Given an organic formula, how do we know how many double bonds, triple bonds, and ring junctions, are present in the molecule?

1 Answer
Dec 10, 2017

Answer:

Well, we assess the #"degree of unsaturation.."#

Explanation:

...............A very useful metric that is used to rationalize the formulae of organic compounds is their #"degree of unsaturation"#. An alkane is said to be fully #"saturated"#, and it contains the MAXIMUM ALLOWABLE number of #C-H# bonds.

AND so #"FULLY saturated"# alkanes have a general formula of #C_nH_(2n+2)#. Try this out for #"methane,"# #"ethane,"# .........#"pentane, etc."# The presence of oxygen does not reflect the degree of unsaturation...EXCEPT in the case of a carbonyl function; #"ethyl alcohol"# is FULLY saturated by this criterion.

Each double bond, each olefinic bond or carbonyl group, OR ring junction, corresponds to #1""^@# of unsaturation; i.e. 2 hydrogens LESS than the saturated formula. So according to the scheme, #"ethane"# has the saturated formula of #H_3C-CH_3#, but #"ethylene"#, #H_2C=CH_2#, and #"acetaldehyde"#, #H_3C-C(=O)H# has #1^@# of unsaturation. #"Acetylene"#, #HC-=CH# has #2^@# of unsaturation. Halogen atoms count for one hydrogen; for nitrogen atoms, substract #NH# from the formula before assessing unsaturation; i.e. for #"ethylamine,"# #H_2NCH_2CH_3# #rarr C_2H_6#, i.e. #"no degrees of unsaturation"#. For pyridine, #C_5H_5N#, we assess #C_5H_4#...i.e. #"four degrees of unsaturation"#, THREE double bonds, and the ring...
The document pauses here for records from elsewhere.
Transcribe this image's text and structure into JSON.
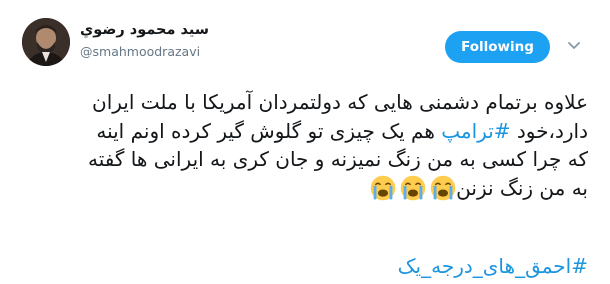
{
  "user": {
    "display_name": "سيد محمود رضوي",
    "handle": "@smahmoodrazavi"
  },
  "follow_button": {
    "label": "Following"
  },
  "tweet": {
    "line1": "علاوه برتمام دشمنی هایی که دولتمردان آمریکا با ملت ایران",
    "line2_before": "دارد،خود ",
    "line2_hashtag": "#ترامپ",
    "line2_after": " هم یک چیزی تو گلوش گیر کرده اونم اینه",
    "line3": "که چرا کسی به من زنگ نمیزنه و جان کری به ایرانی ها گفته",
    "line4": "به من زنگ نزنن",
    "emojis": [
      "loudly-crying-face",
      "loudly-crying-face",
      "loudly-crying-face"
    ],
    "hashtag_line": "#احمق_های_درجه_یک"
  },
  "colors": {
    "accent": "#1da1f2",
    "hashtag": "#1b95e0",
    "text": "#14171a",
    "muted": "#657786"
  }
}
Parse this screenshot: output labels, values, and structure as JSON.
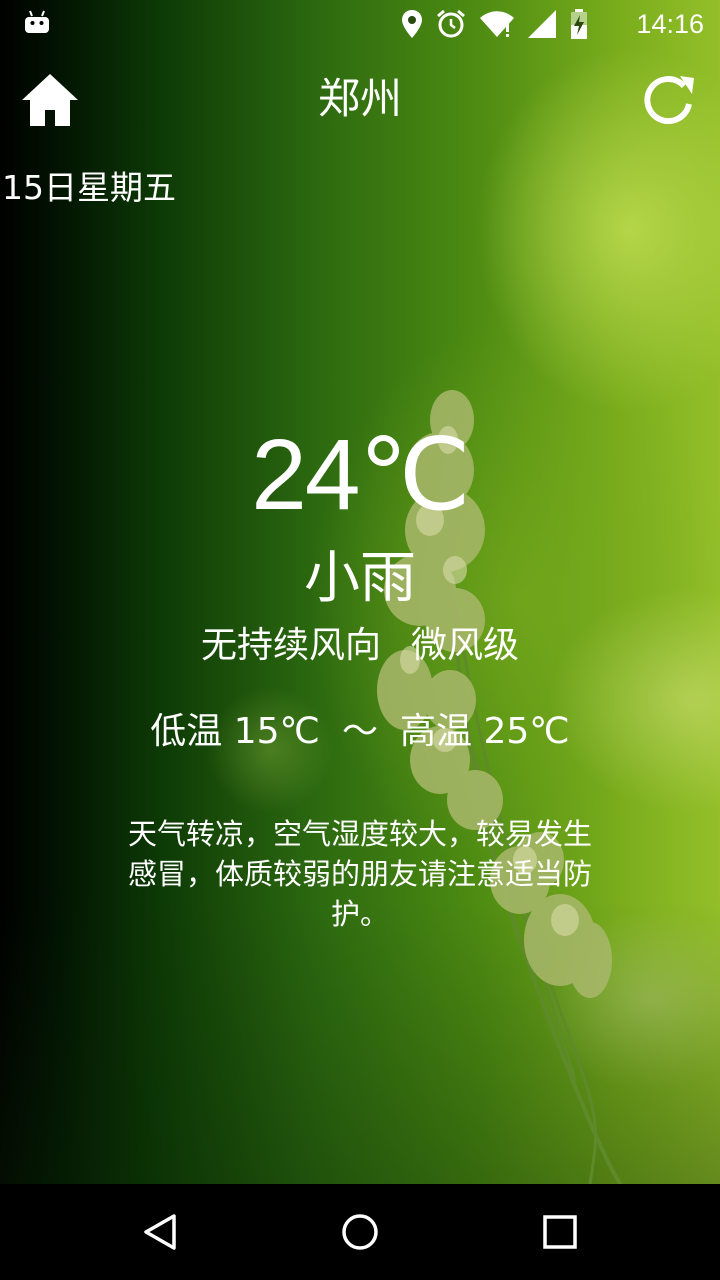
{
  "status_bar": {
    "time": "14:16",
    "icons": [
      "android-icon",
      "location-icon",
      "alarm-icon",
      "wifi-icon",
      "signal-icon",
      "battery-charging-icon"
    ]
  },
  "toolbar": {
    "city": "郑州",
    "home_icon": "home-icon",
    "refresh_icon": "refresh-icon"
  },
  "date": "15日星期五",
  "weather": {
    "temperature": "24℃",
    "condition": "小雨",
    "wind_direction": "无持续风向",
    "wind_level": "微风级",
    "low": "低温 15℃",
    "separator": "～",
    "high": "高温 25℃",
    "tip": "天气转凉，空气湿度较大，较易发生感冒，体质较弱的朋友请注意适当防护。"
  },
  "nav_bar": {
    "icons": [
      "back-icon",
      "home-circle-icon",
      "recents-icon"
    ]
  }
}
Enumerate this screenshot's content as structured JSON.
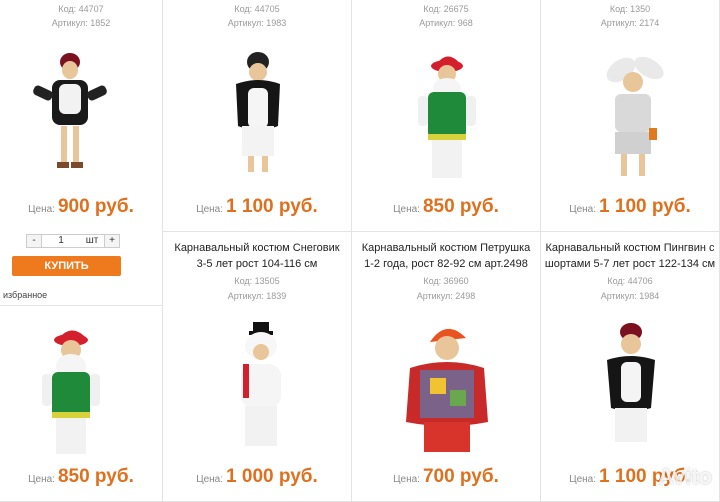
{
  "products": [
    {
      "code": "Код: 44707",
      "article": "Артикул: 1852",
      "price_label": "Цена:",
      "price": "900 руб."
    },
    {
      "code": "Код: 44705",
      "article": "Артикул: 1983",
      "price_label": "Цена:",
      "price": "1 100 руб."
    },
    {
      "code": "Код: 26675",
      "article": "Артикул: 968",
      "price_label": "Цена:",
      "price": "850 руб."
    },
    {
      "code": "Код: 1350",
      "article": "Артикул: 2174",
      "price_label": "Цена:",
      "price": "1 100 руб."
    },
    {
      "title": "",
      "code": "",
      "article": "",
      "price_label": "Цена:",
      "price": "850 руб."
    },
    {
      "title": "Карнавальный костюм Снеговик\n3-5 лет рост 104-116 см",
      "code": "Код: 13505",
      "article": "Артикул: 1839",
      "price_label": "Цена:",
      "price": "1 000 руб."
    },
    {
      "title": "Карнавальный костюм Петрушка\n1-2 года, рост 82-92 см арт.2498",
      "code": "Код: 36960",
      "article": "Артикул: 2498",
      "price_label": "Цена:",
      "price": "700 руб."
    },
    {
      "title": "Карнавальный костюм Пингвин с\nшортами 5-7 лет рост 122-134 см",
      "code": "Код: 44706",
      "article": "Артикул: 1984",
      "price_label": "Цена:",
      "price": "1 100 руб."
    }
  ],
  "cart": {
    "minus": "-",
    "qty": "1",
    "unit": "шт",
    "plus": "+",
    "buy": "КУПИТЬ",
    "favorite": "избранное"
  },
  "watermark": "Avito",
  "colors": {
    "price": "#e0701e",
    "button": "#ef7a1e"
  }
}
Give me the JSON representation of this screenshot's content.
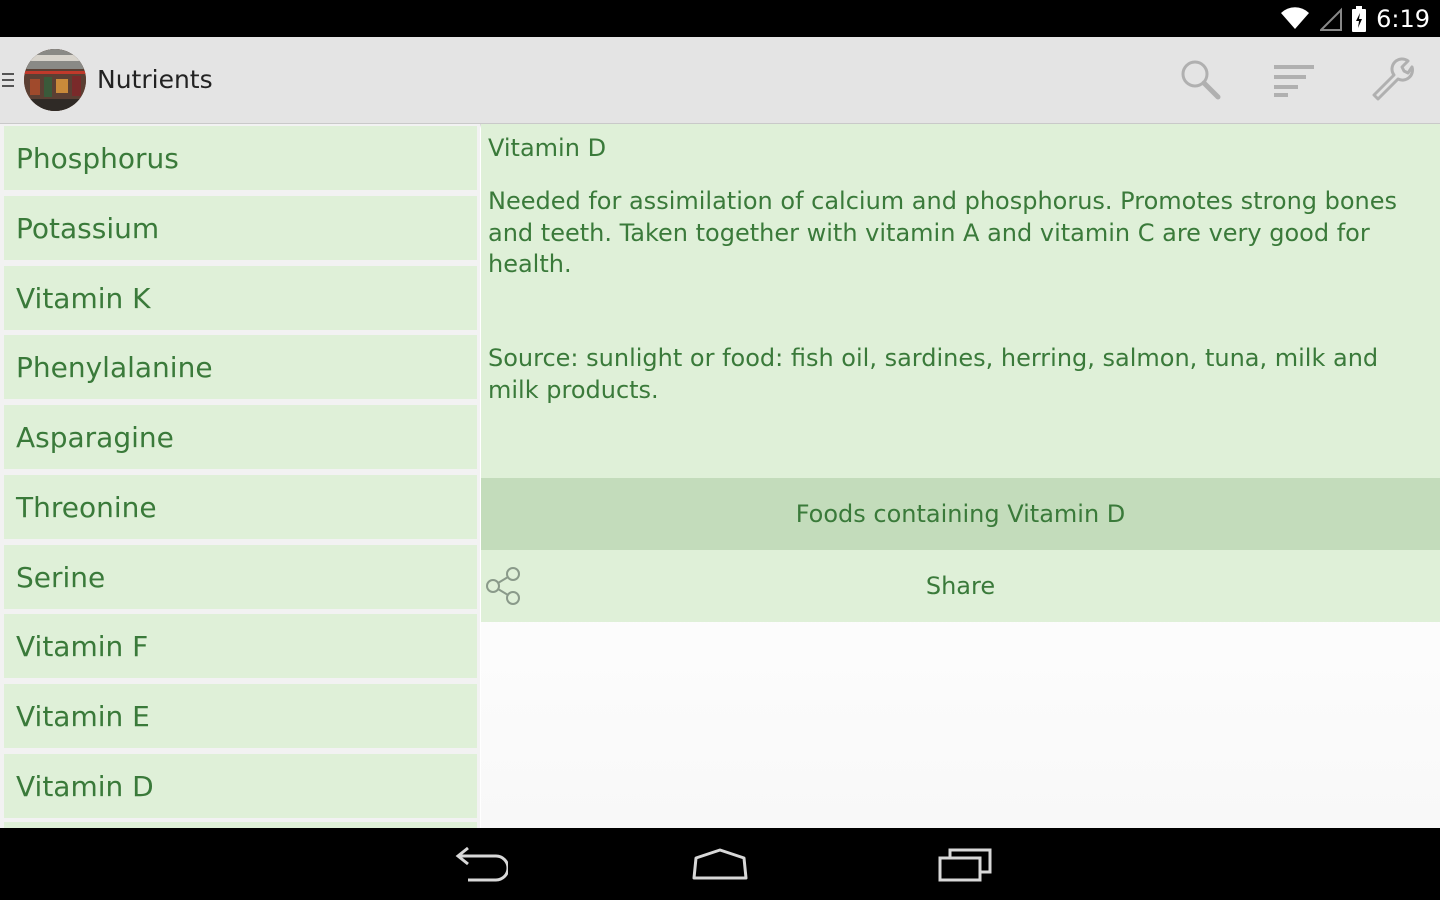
{
  "status_bar": {
    "time": "6:19",
    "icons": [
      "wifi-icon",
      "signal-icon",
      "battery-icon"
    ]
  },
  "action_bar": {
    "title": "Nutrients",
    "icons": [
      "search-icon",
      "sort-icon",
      "settings-wrench-icon"
    ]
  },
  "nutrient_list": {
    "items": [
      {
        "label": "Phosphorus"
      },
      {
        "label": "Potassium"
      },
      {
        "label": "Vitamin K"
      },
      {
        "label": "Phenylalanine"
      },
      {
        "label": "Asparagine"
      },
      {
        "label": "Threonine"
      },
      {
        "label": "Serine"
      },
      {
        "label": "Vitamin F"
      },
      {
        "label": "Vitamin E"
      },
      {
        "label": "Vitamin D"
      }
    ]
  },
  "detail": {
    "title": "Vitamin D",
    "description": "Needed for assimilation of calcium and phosphorus. Promotes strong bones and teeth. Taken together with vitamin A and vitamin C are very good for health.",
    "source": "Source: sunlight or food: fish oil, sardines, herring, salmon, tuna, milk and milk products.",
    "foods_button": "Foods containing Vitamin D",
    "share_button": "Share"
  },
  "nav_bar": {
    "icons": [
      "back-icon",
      "home-icon",
      "recent-apps-icon"
    ]
  },
  "colors": {
    "list_bg": "#dff0d8",
    "text_green": "#3a7a3a",
    "button_bg": "#c3dcbb",
    "actionbar_bg": "#e4e4e4"
  }
}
And so here we got the third alkane, i.e. #H_3C-CH_2CH_3#, which has only the one isomeric form, or #"propylene"#...with the one degree of saturation, i.e. #H_2C=CHCH_3#, and again this #C_3H_6# formula will support this isomer, and also #"cyclopropane"#. The ring junction, like an olefin bond, REDUCES the hydrogen count by 2 with respect to the saturated formula...